SQL Server deploys two strategies to compress the data
· First, it stores all fixed length data types in variable length format. If you recall, SQL Server 2005/SP2 provided a new variable length storage format decimal and numeric. Please refer to the series of blogs vardecimal-storage-format for details. SQL Server 2008 extends this to all fixed length data types. Some examples of fixed length data types are integer, char, and float data types. One important point to notes is that even though, the SQL Server stores these data types in variable length format, the semantics of the data type remains unchanged (i.e. it is still the fixed length data type from the perspective of the application). This means that you can avail the benefits for data compression without requiring any changes in your application(s).
Let us consider some examples to illustrate the space savings you can get by storing data in variable length storage format.
Example-1: Let us say you have a table that has an integer column along with many other columns. If the common integer value of this column can fit in 1 byte (i.e. the value is <= 255), then there is no reason to take 4 bytes to store it. With variable length storage format, SQL Server can shave off 3 bytes from most integer values for this case there by saving you 3 bytes off 4 byte value, a space saving of 75%.
Example-2: Let us say you have a table that has a CHAR(100) column. In fixed length format, this column will take 100 characters independent of the actual value stored in it. So if you store “Hello” or “This is a longer string”, both values will take space required to store 100 characters. However, when CHAR (100) is stored in variable length storage format, it will only take 5 characters for the first value (“hello”) and 23 characters for the second value (“This is a longer string”). You can see in this case, we are able to reduce the size of the first value by 95% and for the second value by 77%. A significant space saving.
Of course, if the character value in example-2 has many more characters or if the common integer values in example-1 take 2 or more bytes, the space savings will be lower.

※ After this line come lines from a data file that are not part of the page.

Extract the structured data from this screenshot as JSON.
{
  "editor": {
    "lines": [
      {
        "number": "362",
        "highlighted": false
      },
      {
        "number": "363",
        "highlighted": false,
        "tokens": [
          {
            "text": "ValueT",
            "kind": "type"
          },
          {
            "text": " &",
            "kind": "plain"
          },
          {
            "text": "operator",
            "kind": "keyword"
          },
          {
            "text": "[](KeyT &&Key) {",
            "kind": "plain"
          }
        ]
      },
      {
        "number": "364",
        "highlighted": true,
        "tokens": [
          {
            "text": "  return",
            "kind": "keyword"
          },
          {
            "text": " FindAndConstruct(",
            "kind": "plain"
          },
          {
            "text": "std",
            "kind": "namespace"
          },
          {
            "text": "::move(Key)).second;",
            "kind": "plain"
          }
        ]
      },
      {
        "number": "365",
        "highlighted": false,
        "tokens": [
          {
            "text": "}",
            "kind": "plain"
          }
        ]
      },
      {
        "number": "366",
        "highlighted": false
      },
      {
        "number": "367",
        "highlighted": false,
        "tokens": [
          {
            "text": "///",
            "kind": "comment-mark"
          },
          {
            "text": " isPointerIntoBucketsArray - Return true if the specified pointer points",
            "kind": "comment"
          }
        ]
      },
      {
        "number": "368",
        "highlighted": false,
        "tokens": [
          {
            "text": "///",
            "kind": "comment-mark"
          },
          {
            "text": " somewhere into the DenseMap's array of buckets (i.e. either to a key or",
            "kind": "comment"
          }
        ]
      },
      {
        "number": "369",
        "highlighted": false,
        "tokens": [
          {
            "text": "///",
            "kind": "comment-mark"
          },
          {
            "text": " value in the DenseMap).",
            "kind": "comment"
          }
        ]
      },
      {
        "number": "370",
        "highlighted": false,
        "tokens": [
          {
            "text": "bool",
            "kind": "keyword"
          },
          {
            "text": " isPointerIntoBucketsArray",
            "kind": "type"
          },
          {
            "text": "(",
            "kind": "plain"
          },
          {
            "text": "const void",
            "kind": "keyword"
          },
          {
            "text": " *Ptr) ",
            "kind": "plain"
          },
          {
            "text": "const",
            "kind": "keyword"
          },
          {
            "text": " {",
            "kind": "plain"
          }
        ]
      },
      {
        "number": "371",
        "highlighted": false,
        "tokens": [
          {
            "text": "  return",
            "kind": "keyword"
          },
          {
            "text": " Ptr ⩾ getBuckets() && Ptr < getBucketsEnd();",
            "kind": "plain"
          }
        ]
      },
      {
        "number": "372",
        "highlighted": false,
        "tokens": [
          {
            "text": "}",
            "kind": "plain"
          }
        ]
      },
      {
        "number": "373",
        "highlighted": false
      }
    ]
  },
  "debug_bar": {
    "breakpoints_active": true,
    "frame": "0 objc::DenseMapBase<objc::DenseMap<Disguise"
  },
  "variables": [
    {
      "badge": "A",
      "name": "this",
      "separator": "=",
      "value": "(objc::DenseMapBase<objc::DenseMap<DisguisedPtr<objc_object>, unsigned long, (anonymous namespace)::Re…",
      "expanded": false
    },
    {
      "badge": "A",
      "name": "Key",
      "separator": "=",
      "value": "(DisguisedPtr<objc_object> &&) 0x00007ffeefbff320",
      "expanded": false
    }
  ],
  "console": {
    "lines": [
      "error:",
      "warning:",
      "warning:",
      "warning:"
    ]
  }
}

This means the space savings you can achieve will depend on the data distribution. Other point that is not so obvious is that the space savings achieved will also depend on the schema of the table as well. So for example, if the column was declared to be CHAR (150) instead of CHAR (100), you would get significantly more space (i.e. additional 50 characters) savings. Also, note as a special case, the 0s and NULL values require no storage.
Storing values in variable length format will typically get you some space savings, but there is a catch. When a fixed length value is stored in variable length format, the SQL Server needs to store its offset within the row. Note, this offset was not needed when the column value was stored as fixed length because its relative position in the row was always at the same offset. If you recall the record storage format in SQL Server record-structure-blog-post, it takes 2 bytes to store the offset of each variable length column. Given this, it makes little sense to create a column of type varchar(2) as the minimum overhead is 2 bytes already. Same is true for data type such as smallint or even for integer for that matter. SQL Server 2008 addresses this issue by introducing a new record format to be used for compressed data that minimizes the overhead of storing the variable length values. It uses only 4 bits of overhead to store the length of the variable length column that is less than or equal to 8 bytes. Note that the previous record format is fully supported in SQL Server 2008 and is the default record format.
This strategy is exposed as ROW compression externally through DDL. Also note that ROW compression is a superset of vardecimal storage format and that vardecimal storage format is fully supported in SQL Server 2008.
· Second, it minimizes the data redundancy in columns in one or more rows on a given page. It does that by storing the redundant data once on the page and then referencing it from the multiple columns. So for example, consider the following table
Table employee (name varchar(100),
status varchar (10) default ‘full time’)
Now, if you insert multiple rows into this table, it is possible that many rows will have the same value (i.e. the default) for status column. SQL Server can take advantage of this by storing ‘full time’ value once on the page and then referring to this value from all other occurrences of this value on the same page. As you can imagine, the space savings using this strategy will depend on the amount redundant data on the page.
This strategy is exposed as PAGE compression externally through DDL. A customer can choose to enable ROW or PAGE compression on a table or an index or even on an individual partition(s). PAGE compression includes ROW compression.
I will provide details on PAGE compression later but for now it will suffice to know that ROW compression means storing fixed length data in variable length storage format and PAGE compression means minimizing the data redundancy.
As you can imagine, enabling compression is an expensive operation because the uncompressed data needs to be converted to new record format and for PAGE compression, the data redundancy needs to be minimized. So before you enable compression, you may want to know how much space savings you can get. In the next blog, I will describe how to estimate compression savings.